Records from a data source
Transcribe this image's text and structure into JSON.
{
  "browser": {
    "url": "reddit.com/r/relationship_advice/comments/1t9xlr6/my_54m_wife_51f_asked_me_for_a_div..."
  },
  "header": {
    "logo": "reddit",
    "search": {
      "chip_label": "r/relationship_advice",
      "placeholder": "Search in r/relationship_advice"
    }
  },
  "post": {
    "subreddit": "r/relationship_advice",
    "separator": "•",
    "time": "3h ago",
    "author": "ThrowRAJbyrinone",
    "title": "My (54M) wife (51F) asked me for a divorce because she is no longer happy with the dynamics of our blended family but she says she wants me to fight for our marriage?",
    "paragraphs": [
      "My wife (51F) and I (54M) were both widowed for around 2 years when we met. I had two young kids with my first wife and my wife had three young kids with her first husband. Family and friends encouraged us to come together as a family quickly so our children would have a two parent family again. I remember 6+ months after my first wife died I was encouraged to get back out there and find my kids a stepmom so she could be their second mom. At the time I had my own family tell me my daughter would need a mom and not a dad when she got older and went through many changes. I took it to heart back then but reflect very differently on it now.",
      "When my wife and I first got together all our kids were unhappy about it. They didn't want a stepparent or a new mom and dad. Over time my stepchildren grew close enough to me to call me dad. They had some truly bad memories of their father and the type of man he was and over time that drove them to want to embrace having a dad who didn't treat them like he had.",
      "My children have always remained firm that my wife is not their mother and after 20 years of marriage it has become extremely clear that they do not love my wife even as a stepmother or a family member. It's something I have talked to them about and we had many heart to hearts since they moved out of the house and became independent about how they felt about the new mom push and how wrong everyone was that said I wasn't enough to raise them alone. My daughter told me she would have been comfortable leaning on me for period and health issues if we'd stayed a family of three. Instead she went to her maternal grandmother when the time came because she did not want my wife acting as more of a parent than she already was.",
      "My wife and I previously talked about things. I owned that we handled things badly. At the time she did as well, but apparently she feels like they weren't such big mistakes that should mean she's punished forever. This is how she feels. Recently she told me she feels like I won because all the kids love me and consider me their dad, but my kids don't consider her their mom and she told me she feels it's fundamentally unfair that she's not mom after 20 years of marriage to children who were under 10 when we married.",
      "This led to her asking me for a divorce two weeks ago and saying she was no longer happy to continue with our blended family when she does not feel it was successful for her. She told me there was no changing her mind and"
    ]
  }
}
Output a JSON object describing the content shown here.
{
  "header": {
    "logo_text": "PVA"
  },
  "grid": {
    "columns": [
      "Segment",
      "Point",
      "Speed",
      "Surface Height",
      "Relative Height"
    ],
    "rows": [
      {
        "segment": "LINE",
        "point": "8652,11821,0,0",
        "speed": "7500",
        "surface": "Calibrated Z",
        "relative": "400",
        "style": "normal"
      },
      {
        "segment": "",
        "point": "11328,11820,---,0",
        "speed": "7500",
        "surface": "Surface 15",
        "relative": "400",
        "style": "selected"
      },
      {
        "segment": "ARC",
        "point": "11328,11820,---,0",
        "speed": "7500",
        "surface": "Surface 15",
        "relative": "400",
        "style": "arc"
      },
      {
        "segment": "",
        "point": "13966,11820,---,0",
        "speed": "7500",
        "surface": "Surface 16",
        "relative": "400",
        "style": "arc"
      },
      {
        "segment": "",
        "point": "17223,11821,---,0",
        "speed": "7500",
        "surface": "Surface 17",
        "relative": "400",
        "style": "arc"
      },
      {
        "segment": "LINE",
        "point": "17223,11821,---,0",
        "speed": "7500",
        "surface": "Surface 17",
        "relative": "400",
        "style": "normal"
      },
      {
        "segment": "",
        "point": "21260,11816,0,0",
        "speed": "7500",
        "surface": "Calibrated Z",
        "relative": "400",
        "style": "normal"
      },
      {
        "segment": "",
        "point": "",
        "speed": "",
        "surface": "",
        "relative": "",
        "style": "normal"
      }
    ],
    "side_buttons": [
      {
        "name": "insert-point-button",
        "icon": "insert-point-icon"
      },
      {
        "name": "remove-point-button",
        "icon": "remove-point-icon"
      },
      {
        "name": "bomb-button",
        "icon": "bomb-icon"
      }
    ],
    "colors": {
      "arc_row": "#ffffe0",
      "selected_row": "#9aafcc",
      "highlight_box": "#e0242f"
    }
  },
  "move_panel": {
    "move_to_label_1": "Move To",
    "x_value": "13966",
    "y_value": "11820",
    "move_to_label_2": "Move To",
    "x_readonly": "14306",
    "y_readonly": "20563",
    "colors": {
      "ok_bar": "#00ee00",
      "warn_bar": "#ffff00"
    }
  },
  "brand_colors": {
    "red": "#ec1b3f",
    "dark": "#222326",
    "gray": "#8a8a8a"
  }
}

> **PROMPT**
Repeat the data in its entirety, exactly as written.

> **ANSWER SPACE**
Transcribe this image's text and structure into JSON.
{
  "browser": {
    "url": "reddit.com/r/relationship_advice/comments/1t9xlr6/my_54m_wife_51f_asked_me_for_a_div..."
  },
  "header": {
    "logo": "reddit",
    "search": {
      "chip_label": "r/relationship_advice",
      "placeholder": "Search in r/relationship_advice"
    }
  },
  "post": {
    "subreddit": "r/relationship_advice",
    "separator": "•",
    "time": "3h ago",
    "author": "ThrowRAJbyrinone",
    "title": "My (54M) wife (51F) asked me for a divorce because she is no longer happy with the dynamics of our blended family but she says she wants me to fight for our marriage?",
    "paragraphs": [
      "My wife (51F) and I (54M) were both widowed for around 2 years when we met. I had two young kids with my first wife and my wife had three young kids with her first husband. Family and friends encouraged us to come together as a family quickly so our children would have a two parent family again. I remember 6+ months after my first wife died I was encouraged to get back out there and find my kids a stepmom so she could be their second mom. At the time I had my own family tell me my daughter would need a mom and not a dad when she got older and went through many changes. I took it to heart back then but reflect very differently on it now.",
      "When my wife and I first got together all our kids were unhappy about it. They didn't want a stepparent or a new mom and dad. Over time my stepchildren grew close enough to me to call me dad. They had some truly bad memories of their father and the type of man he was and over time that drove them to want to embrace having a dad who didn't treat them like he had.",
      "My children have always remained firm that my wife is not their mother and after 20 years of marriage it has become extremely clear that they do not love my wife even as a stepmother or a family member. It's something I have talked to them about and we had many heart to hearts since they moved out of the house and became independent about how they felt about the new mom push and how wrong everyone was that said I wasn't enough to raise them alone. My daughter told me she would have been comfortable leaning on me for period and health issues if we'd stayed a family of three. Instead she went to her maternal grandmother when the time came because she did not want my wife acting as more of a parent than she already was.",
      "My wife and I previously talked about things. I owned that we handled things badly. At the time she did as well, but apparently she feels like they weren't such big mistakes that should mean she's punished forever. This is how she feels. Recently she told me she feels like I won because all the kids love me and consider me their dad, but my kids don't consider her their mom and she told me she feels it's fundamentally unfair that she's not mom after 20 years of marriage to children who were under 10 when we married.",
      "This led to her asking me for a divorce two weeks ago and saying she was no longer happy to continue with our blended family when she does not feel it was successful for her. She told me there was no changing her mind and"
    ]
  }
}
Output a JSON object describing the content shown here.
{
  "header": {
    "logo_text": "PVA"
  },
  "grid": {
    "columns": [
      "Segment",
      "Point",
      "Speed",
      "Surface Height",
      "Relative Height"
    ],
    "rows": [
      {
        "segment": "LINE",
        "point": "8652,11821,0,0",
        "speed": "7500",
        "surface": "Calibrated Z",
        "relative": "400",
        "style": "normal"
      },
      {
        "segment": "",
        "point": "11328,11820,---,0",
        "speed": "7500",
        "surface": "Surface 15",
        "relative": "400",
        "style": "selected"
      },
      {
        "segment": "ARC",
        "point": "11328,11820,---,0",
        "speed": "7500",
        "surface": "Surface 15",
        "relative": "400",
        "style": "arc"
      },
      {
        "segment": "",
        "point": "13966,11820,---,0",
        "speed": "7500",
        "surface": "Surface 16",
        "relative": "400",
        "style": "arc"
      },
      {
        "segment": "",
        "point": "17223,11821,---,0",
        "speed": "7500",
        "surface": "Surface 17",
        "relative": "400",
        "style": "arc"
      },
      {
        "segment": "LINE",
        "point": "17223,11821,---,0",
        "speed": "7500",
        "surface": "Surface 17",
        "relative": "400",
        "style": "normal"
      },
      {
        "segment": "",
        "point": "21260,11816,0,0",
        "speed": "7500",
        "surface": "Calibrated Z",
        "relative": "400",
        "style": "normal"
      },
      {
        "segment": "",
        "point": "",
        "speed": "",
        "surface": "",
        "relative": "",
        "style": "normal"
      }
    ],
    "side_buttons": [
      {
        "name": "insert-point-button",
        "icon": "insert-point-icon"
      },
      {
        "name": "remove-point-button",
        "icon": "remove-point-icon"
      },
      {
        "name": "bomb-button",
        "icon": "bomb-icon"
      }
    ],
    "colors": {
      "arc_row": "#ffffe0",
      "selected_row": "#9aafcc",
      "highlight_box": "#e0242f"
    }
  },
  "move_panel": {
    "move_to_label_1": "Move To",
    "x_value": "13966",
    "y_value": "11820",
    "move_to_label_2": "Move To",
    "x_readonly": "14306",
    "y_readonly": "20563",
    "colors": {
      "ok_bar": "#00ee00",
      "warn_bar": "#ffff00"
    }
  },
  "brand_colors": {
    "red": "#ec1b3f",
    "dark": "#222326",
    "gray": "#8a8a8a"
  }
}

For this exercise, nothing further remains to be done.